• [Required action] Each line below should be restated word for word.
────────────────────────────────────────
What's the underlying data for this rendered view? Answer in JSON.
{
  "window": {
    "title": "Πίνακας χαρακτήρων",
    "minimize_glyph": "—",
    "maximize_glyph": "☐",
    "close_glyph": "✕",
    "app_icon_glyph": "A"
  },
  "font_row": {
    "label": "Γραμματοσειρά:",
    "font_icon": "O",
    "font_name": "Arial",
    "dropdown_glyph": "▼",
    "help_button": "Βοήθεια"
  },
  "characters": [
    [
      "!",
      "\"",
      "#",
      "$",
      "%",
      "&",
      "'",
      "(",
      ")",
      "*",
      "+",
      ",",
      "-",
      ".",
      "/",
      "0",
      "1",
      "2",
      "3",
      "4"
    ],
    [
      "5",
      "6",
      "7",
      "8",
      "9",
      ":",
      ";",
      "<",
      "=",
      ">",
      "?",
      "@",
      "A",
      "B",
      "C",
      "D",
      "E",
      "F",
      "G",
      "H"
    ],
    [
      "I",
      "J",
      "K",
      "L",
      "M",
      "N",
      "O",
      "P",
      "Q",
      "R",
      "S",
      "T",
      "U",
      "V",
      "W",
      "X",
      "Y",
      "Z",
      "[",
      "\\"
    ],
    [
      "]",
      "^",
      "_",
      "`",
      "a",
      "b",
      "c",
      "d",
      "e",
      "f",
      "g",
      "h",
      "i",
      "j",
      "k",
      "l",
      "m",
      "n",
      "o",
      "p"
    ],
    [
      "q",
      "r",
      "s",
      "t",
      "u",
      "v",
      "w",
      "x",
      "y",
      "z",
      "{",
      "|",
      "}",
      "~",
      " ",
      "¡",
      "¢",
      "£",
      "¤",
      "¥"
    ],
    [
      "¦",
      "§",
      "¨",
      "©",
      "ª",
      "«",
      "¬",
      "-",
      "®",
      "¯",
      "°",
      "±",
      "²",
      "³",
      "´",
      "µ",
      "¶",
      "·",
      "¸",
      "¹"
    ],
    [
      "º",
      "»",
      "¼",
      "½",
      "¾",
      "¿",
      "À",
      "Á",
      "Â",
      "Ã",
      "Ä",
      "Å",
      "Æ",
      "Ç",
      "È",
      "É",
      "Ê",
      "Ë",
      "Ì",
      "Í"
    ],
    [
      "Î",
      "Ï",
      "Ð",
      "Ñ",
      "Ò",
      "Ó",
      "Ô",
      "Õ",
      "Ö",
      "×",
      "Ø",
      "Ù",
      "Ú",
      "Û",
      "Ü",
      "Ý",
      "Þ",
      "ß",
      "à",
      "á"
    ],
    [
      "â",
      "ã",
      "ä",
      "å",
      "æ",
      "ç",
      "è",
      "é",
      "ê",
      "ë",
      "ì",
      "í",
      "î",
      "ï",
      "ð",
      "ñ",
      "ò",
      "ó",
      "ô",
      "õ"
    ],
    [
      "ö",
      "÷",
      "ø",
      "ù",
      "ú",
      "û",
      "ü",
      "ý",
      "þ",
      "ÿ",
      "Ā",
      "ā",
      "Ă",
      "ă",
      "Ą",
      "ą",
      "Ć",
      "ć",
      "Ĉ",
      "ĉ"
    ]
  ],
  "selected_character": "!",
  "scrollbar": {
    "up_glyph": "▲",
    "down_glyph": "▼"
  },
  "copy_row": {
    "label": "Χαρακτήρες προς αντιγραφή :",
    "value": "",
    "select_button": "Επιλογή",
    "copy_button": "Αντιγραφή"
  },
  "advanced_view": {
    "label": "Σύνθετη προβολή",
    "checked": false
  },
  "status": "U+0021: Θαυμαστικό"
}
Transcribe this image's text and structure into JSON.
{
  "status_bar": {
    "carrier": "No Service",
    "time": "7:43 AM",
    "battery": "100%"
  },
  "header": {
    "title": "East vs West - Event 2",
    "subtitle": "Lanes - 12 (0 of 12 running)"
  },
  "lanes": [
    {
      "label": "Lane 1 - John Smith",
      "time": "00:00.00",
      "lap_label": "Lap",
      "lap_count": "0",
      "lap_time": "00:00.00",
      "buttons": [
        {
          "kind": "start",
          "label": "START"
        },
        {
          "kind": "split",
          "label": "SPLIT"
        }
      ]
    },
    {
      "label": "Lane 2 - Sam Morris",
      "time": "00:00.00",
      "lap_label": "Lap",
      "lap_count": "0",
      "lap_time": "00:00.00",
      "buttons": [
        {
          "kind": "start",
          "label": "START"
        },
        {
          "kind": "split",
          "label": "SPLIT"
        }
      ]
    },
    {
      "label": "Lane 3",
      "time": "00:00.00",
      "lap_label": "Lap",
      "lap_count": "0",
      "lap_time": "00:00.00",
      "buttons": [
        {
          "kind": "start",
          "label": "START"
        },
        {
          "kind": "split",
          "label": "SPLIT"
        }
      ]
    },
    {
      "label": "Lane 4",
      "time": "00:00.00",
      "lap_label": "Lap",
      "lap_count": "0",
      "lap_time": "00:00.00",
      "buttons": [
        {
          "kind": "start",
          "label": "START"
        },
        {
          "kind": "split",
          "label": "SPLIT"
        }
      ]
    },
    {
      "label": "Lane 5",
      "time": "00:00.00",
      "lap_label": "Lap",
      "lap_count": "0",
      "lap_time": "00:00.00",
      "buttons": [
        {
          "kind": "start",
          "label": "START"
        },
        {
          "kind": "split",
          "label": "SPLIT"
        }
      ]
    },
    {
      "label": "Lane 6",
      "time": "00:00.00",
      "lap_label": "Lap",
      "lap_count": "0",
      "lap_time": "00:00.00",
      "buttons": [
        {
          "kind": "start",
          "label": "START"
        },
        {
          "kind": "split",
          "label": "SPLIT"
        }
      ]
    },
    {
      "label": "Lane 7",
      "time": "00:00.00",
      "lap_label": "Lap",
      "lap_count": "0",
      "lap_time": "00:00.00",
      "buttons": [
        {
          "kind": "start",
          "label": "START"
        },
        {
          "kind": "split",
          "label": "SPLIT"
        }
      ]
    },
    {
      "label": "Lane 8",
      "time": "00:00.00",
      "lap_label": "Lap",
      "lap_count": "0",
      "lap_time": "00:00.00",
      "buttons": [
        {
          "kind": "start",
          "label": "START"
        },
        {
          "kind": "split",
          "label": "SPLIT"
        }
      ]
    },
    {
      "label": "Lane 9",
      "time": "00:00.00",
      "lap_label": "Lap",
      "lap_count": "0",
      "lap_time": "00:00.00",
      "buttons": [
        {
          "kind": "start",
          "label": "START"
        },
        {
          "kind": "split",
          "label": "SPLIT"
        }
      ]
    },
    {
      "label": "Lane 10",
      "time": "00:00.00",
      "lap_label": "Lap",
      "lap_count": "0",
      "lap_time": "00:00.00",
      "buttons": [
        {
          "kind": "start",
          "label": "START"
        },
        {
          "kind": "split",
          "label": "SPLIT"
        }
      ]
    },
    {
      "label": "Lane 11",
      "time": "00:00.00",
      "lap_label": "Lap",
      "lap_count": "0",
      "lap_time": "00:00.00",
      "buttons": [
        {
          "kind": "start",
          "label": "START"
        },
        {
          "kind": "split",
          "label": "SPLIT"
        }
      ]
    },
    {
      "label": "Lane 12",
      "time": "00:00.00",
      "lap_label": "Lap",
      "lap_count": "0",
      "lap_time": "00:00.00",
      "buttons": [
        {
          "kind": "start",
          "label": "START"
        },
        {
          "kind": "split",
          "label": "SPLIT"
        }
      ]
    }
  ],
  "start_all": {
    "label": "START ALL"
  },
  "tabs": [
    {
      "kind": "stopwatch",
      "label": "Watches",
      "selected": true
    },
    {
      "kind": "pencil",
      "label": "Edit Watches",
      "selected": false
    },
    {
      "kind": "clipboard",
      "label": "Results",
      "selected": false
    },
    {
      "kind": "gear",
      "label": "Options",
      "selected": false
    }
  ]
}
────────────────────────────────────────
• [Solution]
What's the underlying data for this rendered view? Answer in JSON.
{
  "window": {
    "title": "Πίνακας χαρακτήρων",
    "minimize_glyph": "—",
    "maximize_glyph": "☐",
    "close_glyph": "✕",
    "app_icon_glyph": "A"
  },
  "font_row": {
    "label": "Γραμματοσειρά:",
    "font_icon": "O",
    "font_name": "Arial",
    "dropdown_glyph": "▼",
    "help_button": "Βοήθεια"
  },
  "characters": [
    [
      "!",
      "\"",
      "#",
      "$",
      "%",
      "&",
      "'",
      "(",
      ")",
      "*",
      "+",
      ",",
      "-",
      ".",
      "/",
      "0",
      "1",
      "2",
      "3",
      "4"
    ],
    [
      "5",
      "6",
      "7",
      "8",
      "9",
      ":",
      ";",
      "<",
      "=",
      ">",
      "?",
      "@",
      "A",
      "B",
      "C",
      "D",
      "E",
      "F",
      "G",
      "H"
    ],
    [
      "I",
      "J",
      "K",
      "L",
      "M",
      "N",
      "O",
      "P",
      "Q",
      "R",
      "S",
      "T",
      "U",
      "V",
      "W",
      "X",
      "Y",
      "Z",
      "[",
      "\\"
    ],
    [
      "]",
      "^",
      "_",
      "`",
      "a",
      "b",
      "c",
      "d",
      "e",
      "f",
      "g",
      "h",
      "i",
      "j",
      "k",
      "l",
      "m",
      "n",
      "o",
      "p"
    ],
    [
      "q",
      "r",
      "s",
      "t",
      "u",
      "v",
      "w",
      "x",
      "y",
      "z",
      "{",
      "|",
      "}",
      "~",
      " ",
      "¡",
      "¢",
      "£",
      "¤",
      "¥"
    ],
    [
      "¦",
      "§",
      "¨",
      "©",
      "ª",
      "«",
      "¬",
      "-",
      "®",
      "¯",
      "°",
      "±",
      "²",
      "³",
      "´",
      "µ",
      "¶",
      "·",
      "¸",
      "¹"
    ],
    [
      "º",
      "»",
      "¼",
      "½",
      "¾",
      "¿",
      "À",
      "Á",
      "Â",
      "Ã",
      "Ä",
      "Å",
      "Æ",
      "Ç",
      "È",
      "É",
      "Ê",
      "Ë",
      "Ì",
      "Í"
    ],
    [
      "Î",
      "Ï",
      "Ð",
      "Ñ",
      "Ò",
      "Ó",
      "Ô",
      "Õ",
      "Ö",
      "×",
      "Ø",
      "Ù",
      "Ú",
      "Û",
      "Ü",
      "Ý",
      "Þ",
      "ß",
      "à",
      "á"
    ],
    [
      "â",
      "ã",
      "ä",
      "å",
      "æ",
      "ç",
      "è",
      "é",
      "ê",
      "ë",
      "ì",
      "í",
      "î",
      "ï",
      "ð",
      "ñ",
      "ò",
      "ó",
      "ô",
      "õ"
    ],
    [
      "ö",
      "÷",
      "ø",
      "ù",
      "ú",
      "û",
      "ü",
      "ý",
      "þ",
      "ÿ",
      "Ā",
      "ā",
      "Ă",
      "ă",
      "Ą",
      "ą",
      "Ć",
      "ć",
      "Ĉ",
      "ĉ"
    ]
  ],
  "selected_character": "!",
  "scrollbar": {
    "up_glyph": "▲",
    "down_glyph": "▼"
  },
  "copy_row": {
    "label": "Χαρακτήρες προς αντιγραφή :",
    "value": "",
    "select_button": "Επιλογή",
    "copy_button": "Αντιγραφή"
  },
  "advanced_view": {
    "label": "Σύνθετη προβολή",
    "checked": false
  },
  "status": "U+0021: Θαυμαστικό"
}
Transcribe this image's text and structure into JSON.
{
  "status_bar": {
    "carrier": "No Service",
    "time": "7:43 AM",
    "battery": "100%"
  },
  "header": {
    "title": "East vs West - Event 2",
    "subtitle": "Lanes - 12 (0 of 12 running)"
  },
  "lanes": [
    {
      "label": "Lane 1 - John Smith",
      "time": "00:00.00",
      "lap_label": "Lap",
      "lap_count": "0",
      "lap_time": "00:00.00",
      "buttons": [
        {
          "kind": "start",
          "label": "START"
        },
        {
          "kind": "split",
          "label": "SPLIT"
        }
      ]
    },
    {
      "label": "Lane 2 - Sam Morris",
      "time": "00:00.00",
      "lap_label": "Lap",
      "lap_count": "0",
      "lap_time": "00:00.00",
      "buttons": [
        {
          "kind": "start",
          "label": "START"
        },
        {
          "kind": "split",
          "label": "SPLIT"
        }
      ]
    },
    {
      "label": "Lane 3",
      "time": "00:00.00",
      "lap_label": "Lap",
      "lap_count": "0",
      "lap_time": "00:00.00",
      "buttons": [
        {
          "kind": "start",
          "label": "START"
        },
        {
          "kind": "split",
          "label": "SPLIT"
        }
      ]
    },
    {
      "label": "Lane 4",
      "time": "00:00.00",
      "lap_label": "Lap",
      "lap_count": "0",
      "lap_time": "00:00.00",
      "buttons": [
        {
          "kind": "start",
          "label": "START"
        },
        {
          "kind": "split",
          "label": "SPLIT"
        }
      ]
    },
    {
      "label": "Lane 5",
      "time": "00:00.00",
      "lap_label": "Lap",
      "lap_count": "0",
      "lap_time": "00:00.00",
      "buttons": [
        {
          "kind": "start",
          "label": "START"
        },
        {
          "kind": "split",
          "label": "SPLIT"
        }
      ]
    },
    {
      "label": "Lane 6",
      "time": "00:00.00",
      "lap_label": "Lap",
      "lap_count": "0",
      "lap_time": "00:00.00",
      "buttons": [
        {
          "kind": "start",
          "label": "START"
        },
        {
          "kind": "split",
          "label": "SPLIT"
        }
      ]
    },
    {
      "label": "Lane 7",
      "time": "00:00.00",
      "lap_label": "Lap",
      "lap_count": "0",
      "lap_time": "00:00.00",
      "buttons": [
        {
          "kind": "start",
          "label": "START"
        },
        {
          "kind": "split",
          "label": "SPLIT"
        }
      ]
    },
    {
      "label": "Lane 8",
      "time": "00:00.00",
      "lap_label": "Lap",
      "lap_count": "0",
      "lap_time": "00:00.00",
      "buttons": [
        {
          "kind": "start",
          "label": "START"
        },
        {
          "kind": "split",
          "label": "SPLIT"
        }
      ]
    },
    {
      "label": "Lane 9",
      "time": "00:00.00",
      "lap_label": "Lap",
      "lap_count": "0",
      "lap_time": "00:00.00",
      "buttons": [
        {
          "kind": "start",
          "label": "START"
        },
        {
          "kind": "split",
          "label": "SPLIT"
        }
      ]
    },
    {
      "label": "Lane 10",
      "time": "00:00.00",
      "lap_label": "Lap",
      "lap_count": "0",
      "lap_time": "00:00.00",
      "buttons": [
        {
          "kind": "start",
          "label": "START"
        },
        {
          "kind": "split",
          "label": "SPLIT"
        }
      ]
    },
    {
      "label": "Lane 11",
      "time": "00:00.00",
      "lap_label": "Lap",
      "lap_count": "0",
      "lap_time": "00:00.00",
      "buttons": [
        {
          "kind": "start",
          "label": "START"
        },
        {
          "kind": "split",
          "label": "SPLIT"
        }
      ]
    },
    {
      "label": "Lane 12",
      "time": "00:00.00",
      "lap_label": "Lap",
      "lap_count": "0",
      "lap_time": "00:00.00",
      "buttons": [
        {
          "kind": "start",
          "label": "START"
        },
        {
          "kind": "split",
          "label": "SPLIT"
        }
      ]
    }
  ],
  "start_all": {
    "label": "START ALL"
  },
  "tabs": [
    {
      "kind": "stopwatch",
      "label": "Watches",
      "selected": true
    },
    {
      "kind": "pencil",
      "label": "Edit Watches",
      "selected": false
    },
    {
      "kind": "clipboard",
      "label": "Results",
      "selected": false
    },
    {
      "kind": "gear",
      "label": "Options",
      "selected": false
    }
  ]
}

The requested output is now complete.